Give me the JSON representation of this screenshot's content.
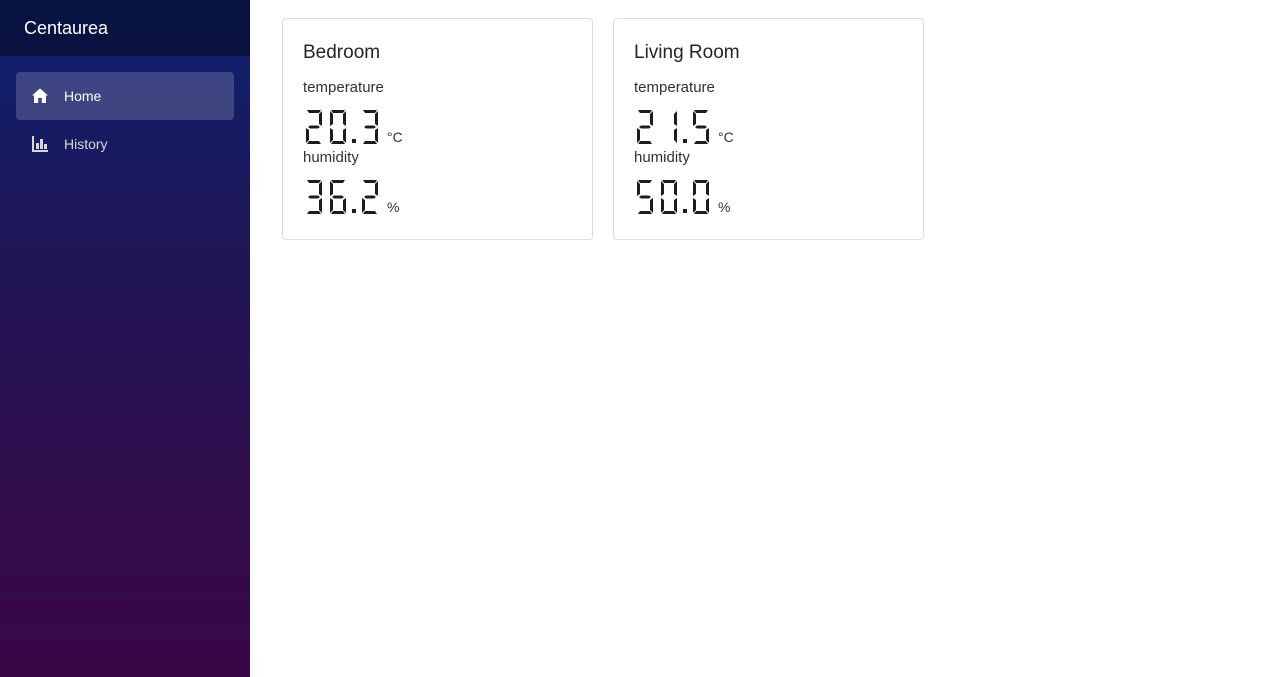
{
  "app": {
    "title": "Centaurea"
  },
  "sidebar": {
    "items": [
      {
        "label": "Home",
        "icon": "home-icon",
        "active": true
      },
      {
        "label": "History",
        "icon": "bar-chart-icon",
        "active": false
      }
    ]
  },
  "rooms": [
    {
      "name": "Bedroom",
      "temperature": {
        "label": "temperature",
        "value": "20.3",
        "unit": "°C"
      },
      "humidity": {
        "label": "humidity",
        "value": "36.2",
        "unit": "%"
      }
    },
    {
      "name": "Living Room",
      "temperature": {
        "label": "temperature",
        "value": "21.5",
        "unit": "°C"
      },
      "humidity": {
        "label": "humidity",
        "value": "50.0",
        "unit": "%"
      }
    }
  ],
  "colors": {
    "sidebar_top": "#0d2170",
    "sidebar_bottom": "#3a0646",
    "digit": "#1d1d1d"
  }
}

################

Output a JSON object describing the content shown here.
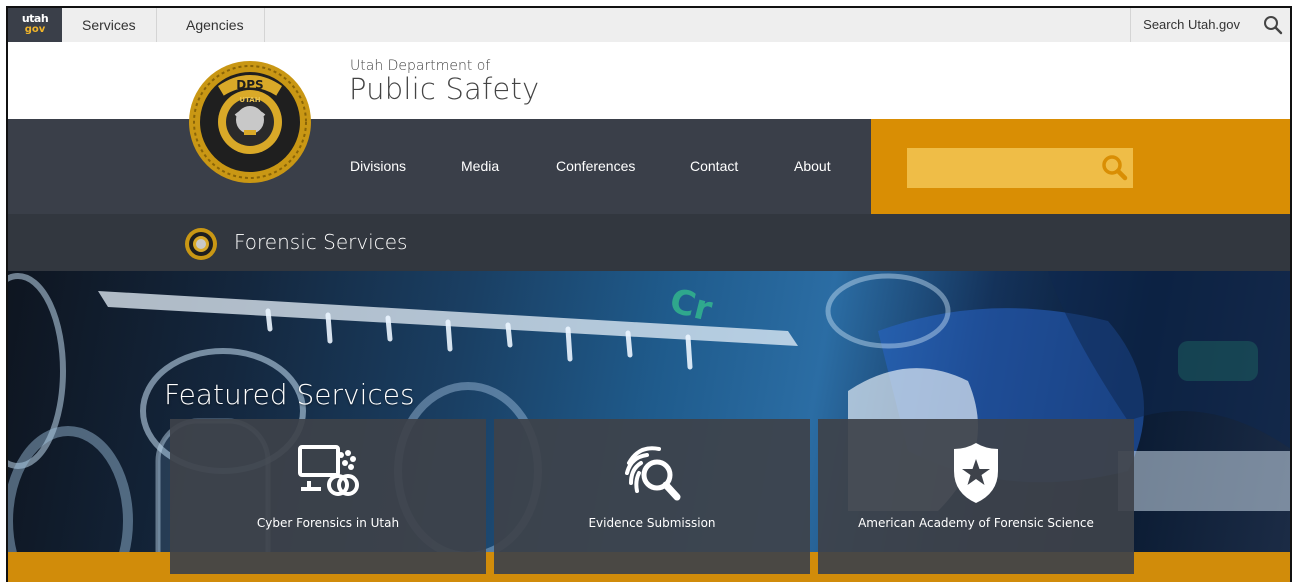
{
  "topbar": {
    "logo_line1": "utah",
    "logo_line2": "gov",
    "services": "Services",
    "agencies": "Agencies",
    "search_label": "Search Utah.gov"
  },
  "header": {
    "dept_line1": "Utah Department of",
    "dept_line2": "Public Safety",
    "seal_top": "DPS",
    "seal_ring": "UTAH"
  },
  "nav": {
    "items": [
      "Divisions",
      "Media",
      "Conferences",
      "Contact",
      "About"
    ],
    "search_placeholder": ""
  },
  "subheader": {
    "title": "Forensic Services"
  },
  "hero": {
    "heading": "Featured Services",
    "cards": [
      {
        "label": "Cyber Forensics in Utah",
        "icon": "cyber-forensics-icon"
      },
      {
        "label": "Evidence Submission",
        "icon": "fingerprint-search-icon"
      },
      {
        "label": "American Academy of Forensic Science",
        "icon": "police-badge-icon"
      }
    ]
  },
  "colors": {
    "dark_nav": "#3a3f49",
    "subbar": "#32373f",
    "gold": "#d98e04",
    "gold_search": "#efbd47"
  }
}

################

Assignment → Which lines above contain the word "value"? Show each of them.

Written response →
        "value": "20.3",
        "value": "36.2",
        "value": "21.5",
        "value": "50.0",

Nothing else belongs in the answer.